◆ **ASSIGNMENT**: Report each line from the records where the string "title" turns up.

=== TASK DATA ===

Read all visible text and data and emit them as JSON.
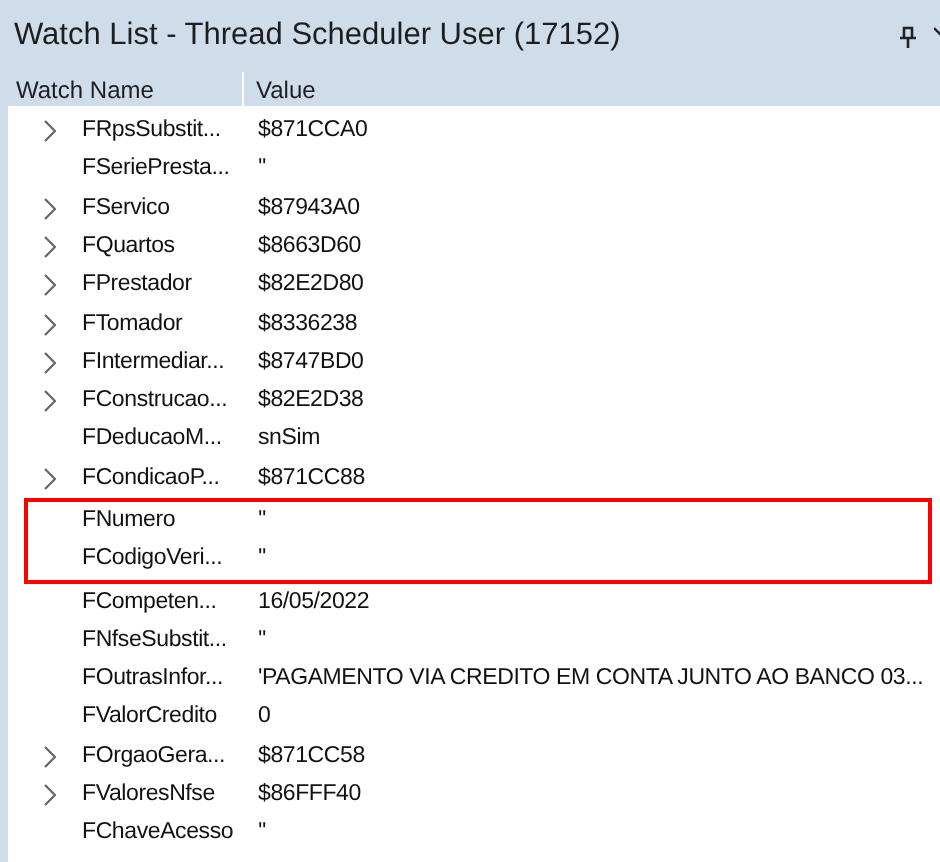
{
  "window": {
    "title": "Watch List - Thread Scheduler User (17152)"
  },
  "columns": [
    "Watch Name",
    "Value"
  ],
  "rows": [
    {
      "name": "FRpsSubstit...",
      "value": "$871CCA0",
      "expandable": true,
      "highlighted": false
    },
    {
      "name": "FSeriePresta...",
      "value": "''",
      "expandable": false,
      "highlighted": false
    },
    {
      "name": "FServico",
      "value": "$87943A0",
      "expandable": true,
      "highlighted": false
    },
    {
      "name": "FQuartos",
      "value": "$8663D60",
      "expandable": true,
      "highlighted": false
    },
    {
      "name": "FPrestador",
      "value": "$82E2D80",
      "expandable": true,
      "highlighted": false
    },
    {
      "name": "FTomador",
      "value": "$8336238",
      "expandable": true,
      "highlighted": false
    },
    {
      "name": "FIntermediar...",
      "value": "$8747BD0",
      "expandable": true,
      "highlighted": false
    },
    {
      "name": "FConstrucao...",
      "value": "$82E2D38",
      "expandable": true,
      "highlighted": false
    },
    {
      "name": "FDeducaoM...",
      "value": "snSim",
      "expandable": false,
      "highlighted": false
    },
    {
      "name": "FCondicaoP...",
      "value": "$871CC88",
      "expandable": true,
      "highlighted": false
    },
    {
      "name": "FNumero",
      "value": "''",
      "expandable": false,
      "highlighted": true
    },
    {
      "name": "FCodigoVeri...",
      "value": "''",
      "expandable": false,
      "highlighted": true
    },
    {
      "name": "FCompeten...",
      "value": "16/05/2022",
      "expandable": false,
      "highlighted": false
    },
    {
      "name": "FNfseSubstit...",
      "value": "''",
      "expandable": false,
      "highlighted": false
    },
    {
      "name": "FOutrasInfor...",
      "value": "'PAGAMENTO VIA CREDITO EM CONTA JUNTO AO BANCO 03...",
      "expandable": false,
      "highlighted": false
    },
    {
      "name": "FValorCredito",
      "value": "0",
      "expandable": false,
      "highlighted": false
    },
    {
      "name": "FOrgaoGera...",
      "value": "$871CC58",
      "expandable": true,
      "highlighted": false
    },
    {
      "name": "FValoresNfse",
      "value": "$86FFF40",
      "expandable": true,
      "highlighted": false
    },
    {
      "name": "FChaveAcesso",
      "value": "''",
      "expandable": false,
      "highlighted": false
    }
  ]
}
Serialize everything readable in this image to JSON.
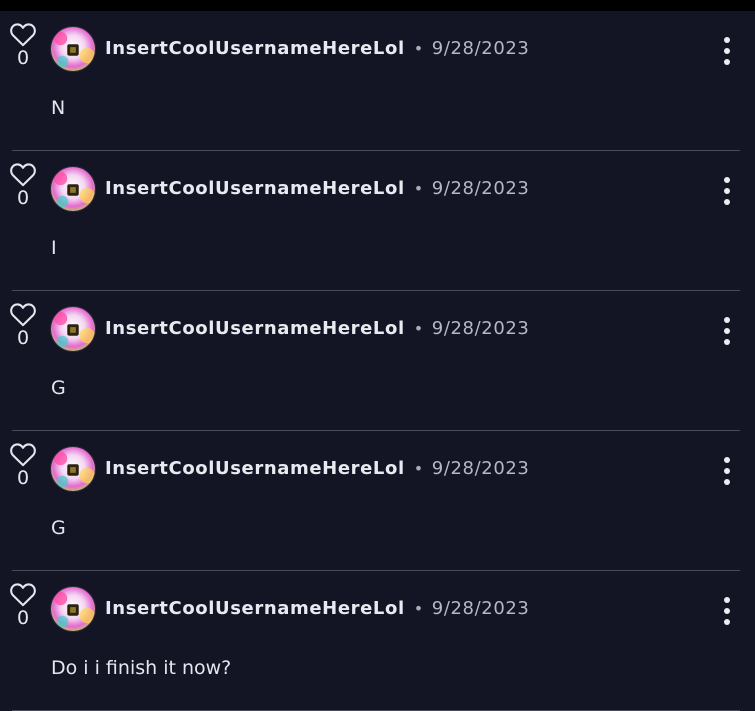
{
  "comments": [
    {
      "likes": "0",
      "username": "InsertCoolUsernameHereLol",
      "date": "9/28/2023",
      "text": "N"
    },
    {
      "likes": "0",
      "username": "InsertCoolUsernameHereLol",
      "date": "9/28/2023",
      "text": "I"
    },
    {
      "likes": "0",
      "username": "InsertCoolUsernameHereLol",
      "date": "9/28/2023",
      "text": "G"
    },
    {
      "likes": "0",
      "username": "InsertCoolUsernameHereLol",
      "date": "9/28/2023",
      "text": "G"
    },
    {
      "likes": "0",
      "username": "InsertCoolUsernameHereLol",
      "date": "9/28/2023",
      "text": "Do i i finish it now?"
    }
  ],
  "separator": "•",
  "icons": {
    "like": "heart-icon",
    "menu": "kebab-menu-icon",
    "avatar": "avatar-image"
  },
  "colors": {
    "background": "#131424",
    "text": "#e6e6ee",
    "muted": "#b6b8c4",
    "divider": "#4a4b5a"
  }
}
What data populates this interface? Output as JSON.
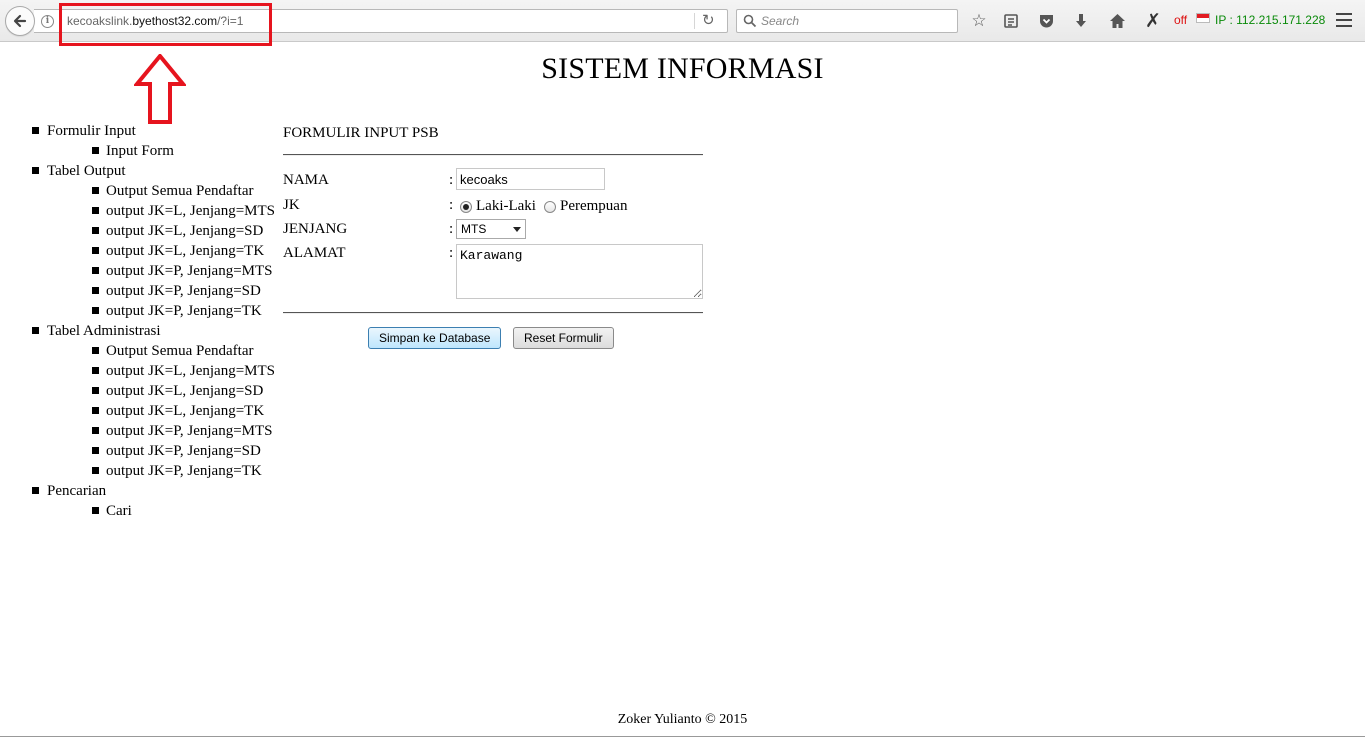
{
  "browser": {
    "url_prefix": "kecoakslink.",
    "url_host": "byethost32.com",
    "url_path": "/?i=1",
    "search_placeholder": "Search",
    "status_off": "off",
    "ip_label": "IP : 112.215.171.228",
    "colors": {
      "annotation": "#e6141e",
      "ip_text": "#0a8a0a",
      "off_text": "#d11111"
    }
  },
  "page": {
    "title": "SISTEM INFORMASI",
    "footer": "Zoker Yulianto © 2015"
  },
  "sidebar": {
    "sections": [
      {
        "label": "Formulir Input",
        "items": [
          "Input Form"
        ]
      },
      {
        "label": "Tabel Output",
        "items": [
          "Output Semua Pendaftar",
          "output JK=L, Jenjang=MTS",
          "output JK=L, Jenjang=SD",
          "output JK=L, Jenjang=TK",
          "output JK=P, Jenjang=MTS",
          "output JK=P, Jenjang=SD",
          "output JK=P, Jenjang=TK"
        ]
      },
      {
        "label": "Tabel Administrasi",
        "items": [
          "Output Semua Pendaftar",
          "output JK=L, Jenjang=MTS",
          "output JK=L, Jenjang=SD",
          "output JK=L, Jenjang=TK",
          "output JK=P, Jenjang=MTS",
          "output JK=P, Jenjang=SD",
          "output JK=P, Jenjang=TK"
        ]
      },
      {
        "label": "Pencarian",
        "items": [
          "Cari"
        ]
      }
    ]
  },
  "form": {
    "heading": "FORMULIR INPUT PSB",
    "colon": ":",
    "nama": {
      "label": "NAMA",
      "value": "kecoaks"
    },
    "jk": {
      "label": "JK",
      "option_l": "Laki-Laki",
      "option_p": "Perempuan",
      "selected": "Laki-Laki"
    },
    "jenjang": {
      "label": "JENJANG",
      "selected": "MTS"
    },
    "alamat": {
      "label": "ALAMAT",
      "value": "Karawang"
    },
    "save_label": "Simpan ke Database",
    "reset_label": "Reset Formulir"
  }
}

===

◆ **SOLUTION TO THIS TASK**:
    "title": "Watch List - Thread Scheduler User (17152)"
    "title": "SISTEM INFORMASI",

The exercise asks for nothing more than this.